A bracing history of lingua francas and their dynamic variation, with a focus on the perfect wave that International English is riding—toward a wipeout, predicts Foundation for Endangered Languages founder Ostler (Ad Infinitum: A Biography of Latin, 2007, etc.).
Will English be “the last lingua franca,” exempt from the processes of “ruin, relegation, and resignation” that wasted such precursors as Akkadian, Aramaic, Greek, Persian, Sanskrit and Latin? David Crystal (English as a Global Language) and David Graddol (The Future of English) thought so, and Ostler agrees—but with a subversive twist. English’s days as the international bridge language for business, diplomacy, science, technology, education and entertainment are numbered, but its hegemonic place won’t be taken by another language, he writes. The same trend of technological innovation that spurred the triumphal expansion of English will unseat it. Continuing advances in machine translation and real-time speech-to-speech translation between any two languages will end the world’s need for one privileged interlingual language. In the ensuing egalitarian era of Babel, English will shrink back to its mother-tongue hinterland, freeing billions from ESL drudgery. Techno-utopian speculations aside, most of the matter in this book was prefigured in Ostler’s Empires of the Word (2005), which ranged across all imperial languages, both lingua francas and not (like Egyptian and Chinese). Sections on the meteoric rise and coming flame-out of International English bracket a middle section drilling down into past lingua francas, with two meaty and occasionally pedantic chapters dedicated to Persian. The author employs the same exuberantly comparative approach as Empires and recycles, sometimes verbatim, many of its arguments, parallels, anecdotes and paleographic examples. Ostler reproduces the latter in their original scripts, together with transliterations and translations. His aim is not pedantic but to pique general readers’ code-cracking interest.

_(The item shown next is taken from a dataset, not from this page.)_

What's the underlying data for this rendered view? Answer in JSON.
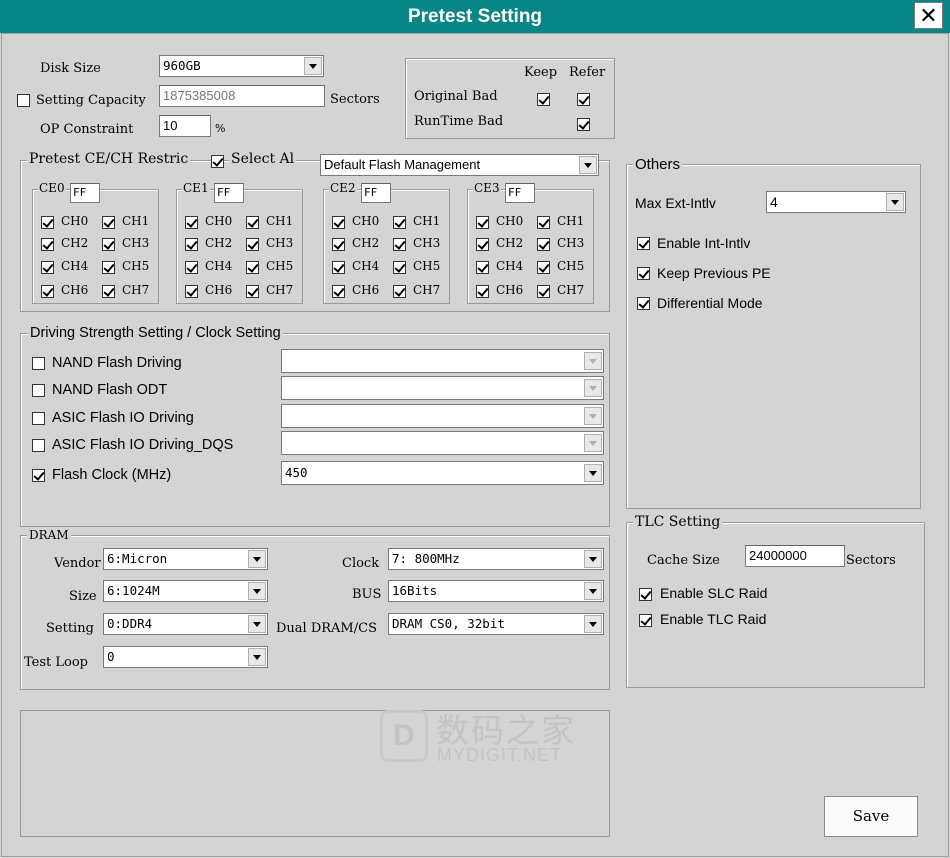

Ostler does not assume specialist knowledge, but he does assume that his readers share his gargantuan and voluptuary appetite for words, languages and history.